• Task instructions: The whole of the data is to be duplicated precisely.

Items from an interface collection:
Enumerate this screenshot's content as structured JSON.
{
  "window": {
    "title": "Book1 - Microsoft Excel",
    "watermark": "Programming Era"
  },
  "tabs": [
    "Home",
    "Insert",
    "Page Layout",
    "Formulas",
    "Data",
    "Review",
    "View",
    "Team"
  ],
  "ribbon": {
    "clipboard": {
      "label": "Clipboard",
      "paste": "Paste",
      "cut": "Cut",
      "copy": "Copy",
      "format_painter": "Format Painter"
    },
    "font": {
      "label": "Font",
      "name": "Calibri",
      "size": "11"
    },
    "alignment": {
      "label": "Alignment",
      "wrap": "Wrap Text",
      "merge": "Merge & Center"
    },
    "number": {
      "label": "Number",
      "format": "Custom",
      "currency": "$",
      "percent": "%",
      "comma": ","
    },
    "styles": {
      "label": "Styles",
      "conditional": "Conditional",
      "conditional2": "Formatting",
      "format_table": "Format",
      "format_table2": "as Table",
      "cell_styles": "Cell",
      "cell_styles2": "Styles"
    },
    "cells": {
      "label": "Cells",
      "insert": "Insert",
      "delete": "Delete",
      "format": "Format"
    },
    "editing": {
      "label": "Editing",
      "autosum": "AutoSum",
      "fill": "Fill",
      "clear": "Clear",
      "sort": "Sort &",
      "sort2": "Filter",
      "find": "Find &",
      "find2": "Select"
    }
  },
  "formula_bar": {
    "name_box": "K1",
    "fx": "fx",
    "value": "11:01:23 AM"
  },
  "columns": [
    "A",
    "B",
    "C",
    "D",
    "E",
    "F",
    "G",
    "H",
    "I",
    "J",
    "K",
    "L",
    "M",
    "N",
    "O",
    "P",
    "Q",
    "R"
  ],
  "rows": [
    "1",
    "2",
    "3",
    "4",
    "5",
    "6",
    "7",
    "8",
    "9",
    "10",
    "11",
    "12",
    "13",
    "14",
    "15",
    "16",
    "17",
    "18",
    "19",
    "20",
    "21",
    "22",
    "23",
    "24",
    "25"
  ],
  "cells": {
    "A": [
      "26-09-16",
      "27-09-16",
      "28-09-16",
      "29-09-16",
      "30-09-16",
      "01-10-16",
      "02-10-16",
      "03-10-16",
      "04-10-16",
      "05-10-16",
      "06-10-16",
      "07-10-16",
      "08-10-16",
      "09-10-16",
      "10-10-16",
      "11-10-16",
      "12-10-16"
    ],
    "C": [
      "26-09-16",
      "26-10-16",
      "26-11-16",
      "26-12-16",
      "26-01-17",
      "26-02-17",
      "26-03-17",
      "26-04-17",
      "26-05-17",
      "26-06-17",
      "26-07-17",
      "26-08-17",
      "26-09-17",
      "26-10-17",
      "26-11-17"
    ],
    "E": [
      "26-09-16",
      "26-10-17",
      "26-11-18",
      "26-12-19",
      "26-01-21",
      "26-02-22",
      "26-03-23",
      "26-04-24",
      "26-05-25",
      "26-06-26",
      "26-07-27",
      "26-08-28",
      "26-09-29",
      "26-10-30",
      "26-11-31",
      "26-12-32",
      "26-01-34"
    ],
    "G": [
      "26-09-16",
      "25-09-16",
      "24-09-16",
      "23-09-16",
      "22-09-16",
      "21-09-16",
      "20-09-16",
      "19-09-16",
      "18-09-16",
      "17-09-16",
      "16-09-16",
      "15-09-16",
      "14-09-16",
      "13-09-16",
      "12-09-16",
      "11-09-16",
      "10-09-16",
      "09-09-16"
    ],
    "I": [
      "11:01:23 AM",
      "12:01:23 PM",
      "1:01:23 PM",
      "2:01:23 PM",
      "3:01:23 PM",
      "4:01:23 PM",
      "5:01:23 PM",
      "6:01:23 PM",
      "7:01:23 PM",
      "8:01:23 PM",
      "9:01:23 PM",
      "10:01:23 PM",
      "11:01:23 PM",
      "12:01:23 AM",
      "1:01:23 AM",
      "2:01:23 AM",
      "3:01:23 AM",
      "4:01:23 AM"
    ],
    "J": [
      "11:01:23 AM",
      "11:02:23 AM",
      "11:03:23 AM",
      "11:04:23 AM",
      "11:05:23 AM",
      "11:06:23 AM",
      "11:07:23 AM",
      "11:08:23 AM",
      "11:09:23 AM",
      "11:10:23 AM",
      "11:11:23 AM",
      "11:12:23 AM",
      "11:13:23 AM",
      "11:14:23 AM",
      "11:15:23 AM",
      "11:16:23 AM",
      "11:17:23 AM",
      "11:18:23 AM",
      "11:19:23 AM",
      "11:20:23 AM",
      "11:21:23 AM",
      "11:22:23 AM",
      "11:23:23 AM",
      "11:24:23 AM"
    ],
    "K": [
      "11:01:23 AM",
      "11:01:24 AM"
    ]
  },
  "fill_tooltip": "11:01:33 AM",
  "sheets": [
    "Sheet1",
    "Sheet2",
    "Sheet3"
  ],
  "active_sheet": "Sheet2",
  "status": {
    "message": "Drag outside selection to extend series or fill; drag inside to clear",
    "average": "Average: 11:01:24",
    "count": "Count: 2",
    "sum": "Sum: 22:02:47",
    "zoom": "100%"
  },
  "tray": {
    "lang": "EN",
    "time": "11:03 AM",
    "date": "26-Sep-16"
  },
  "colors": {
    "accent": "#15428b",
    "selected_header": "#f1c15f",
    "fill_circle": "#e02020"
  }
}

• Finished task:
Enumerate this screenshot's content as structured JSON.
{
  "window": {
    "title": "Book1 - Microsoft Excel",
    "watermark": "Programming Era"
  },
  "tabs": [
    "Home",
    "Insert",
    "Page Layout",
    "Formulas",
    "Data",
    "Review",
    "View",
    "Team"
  ],
  "ribbon": {
    "clipboard": {
      "label": "Clipboard",
      "paste": "Paste",
      "cut": "Cut",
      "copy": "Copy",
      "format_painter": "Format Painter"
    },
    "font": {
      "label": "Font",
      "name": "Calibri",
      "size": "11"
    },
    "alignment": {
      "label": "Alignment",
      "wrap": "Wrap Text",
      "merge": "Merge & Center"
    },
    "number": {
      "label": "Number",
      "format": "Custom",
      "currency": "$",
      "percent": "%",
      "comma": ","
    },
    "styles": {
      "label": "Styles",
      "conditional": "Conditional",
      "conditional2": "Formatting",
      "format_table": "Format",
      "format_table2": "as Table",
      "cell_styles": "Cell",
      "cell_styles2": "Styles"
    },
    "cells": {
      "label": "Cells",
      "insert": "Insert",
      "delete": "Delete",
      "format": "Format"
    },
    "editing": {
      "label": "Editing",
      "autosum": "AutoSum",
      "fill": "Fill",
      "clear": "Clear",
      "sort": "Sort &",
      "sort2": "Filter",
      "find": "Find &",
      "find2": "Select"
    }
  },
  "formula_bar": {
    "name_box": "K1",
    "fx": "fx",
    "value": "11:01:23 AM"
  },
  "columns": [
    "A",
    "B",
    "C",
    "D",
    "E",
    "F",
    "G",
    "H",
    "I",
    "J",
    "K",
    "L",
    "M",
    "N",
    "O",
    "P",
    "Q",
    "R"
  ],
  "rows": [
    "1",
    "2",
    "3",
    "4",
    "5",
    "6",
    "7",
    "8",
    "9",
    "10",
    "11",
    "12",
    "13",
    "14",
    "15",
    "16",
    "17",
    "18",
    "19",
    "20",
    "21",
    "22",
    "23",
    "24",
    "25"
  ],
  "cells": {
    "A": [
      "26-09-16",
      "27-09-16",
      "28-09-16",
      "29-09-16",
      "30-09-16",
      "01-10-16",
      "02-10-16",
      "03-10-16",
      "04-10-16",
      "05-10-16",
      "06-10-16",
      "07-10-16",
      "08-10-16",
      "09-10-16",
      "10-10-16",
      "11-10-16",
      "12-10-16"
    ],
    "C": [
      "26-09-16",
      "26-10-16",
      "26-11-16",
      "26-12-16",
      "26-01-17",
      "26-02-17",
      "26-03-17",
      "26-04-17",
      "26-05-17",
      "26-06-17",
      "26-07-17",
      "26-08-17",
      "26-09-17",
      "26-10-17",
      "26-11-17"
    ],
    "E": [
      "26-09-16",
      "26-10-17",
      "26-11-18",
      "26-12-19",
      "26-01-21",
      "26-02-22",
      "26-03-23",
      "26-04-24",
      "26-05-25",
      "26-06-26",
      "26-07-27",
      "26-08-28",
      "26-09-29",
      "26-10-30",
      "26-11-31",
      "26-12-32",
      "26-01-34"
    ],
    "G": [
      "26-09-16",
      "25-09-16",
      "24-09-16",
      "23-09-16",
      "22-09-16",
      "21-09-16",
      "20-09-16",
      "19-09-16",
      "18-09-16",
      "17-09-16",
      "16-09-16",
      "15-09-16",
      "14-09-16",
      "13-09-16",
      "12-09-16",
      "11-09-16",
      "10-09-16",
      "09-09-16"
    ],
    "I": [
      "11:01:23 AM",
      "12:01:23 PM",
      "1:01:23 PM",
      "2:01:23 PM",
      "3:01:23 PM",
      "4:01:23 PM",
      "5:01:23 PM",
      "6:01:23 PM",
      "7:01:23 PM",
      "8:01:23 PM",
      "9:01:23 PM",
      "10:01:23 PM",
      "11:01:23 PM",
      "12:01:23 AM",
      "1:01:23 AM",
      "2:01:23 AM",
      "3:01:23 AM",
      "4:01:23 AM"
    ],
    "J": [
      "11:01:23 AM",
      "11:02:23 AM",
      "11:03:23 AM",
      "11:04:23 AM",
      "11:05:23 AM",
      "11:06:23 AM",
      "11:07:23 AM",
      "11:08:23 AM",
      "11:09:23 AM",
      "11:10:23 AM",
      "11:11:23 AM",
      "11:12:23 AM",
      "11:13:23 AM",
      "11:14:23 AM",
      "11:15:23 AM",
      "11:16:23 AM",
      "11:17:23 AM",
      "11:18:23 AM",
      "11:19:23 AM",
      "11:20:23 AM",
      "11:21:23 AM",
      "11:22:23 AM",
      "11:23:23 AM",
      "11:24:23 AM"
    ],
    "K": [
      "11:01:23 AM",
      "11:01:24 AM"
    ]
  },
  "fill_tooltip": "11:01:33 AM",
  "sheets": [
    "Sheet1",
    "Sheet2",
    "Sheet3"
  ],
  "active_sheet": "Sheet2",
  "status": {
    "message": "Drag outside selection to extend series or fill; drag inside to clear",
    "average": "Average: 11:01:24",
    "count": "Count: 2",
    "sum": "Sum: 22:02:47",
    "zoom": "100%"
  },
  "tray": {
    "lang": "EN",
    "time": "11:03 AM",
    "date": "26-Sep-16"
  },
  "colors": {
    "accent": "#15428b",
    "selected_header": "#f1c15f",
    "fill_circle": "#e02020"
  }
}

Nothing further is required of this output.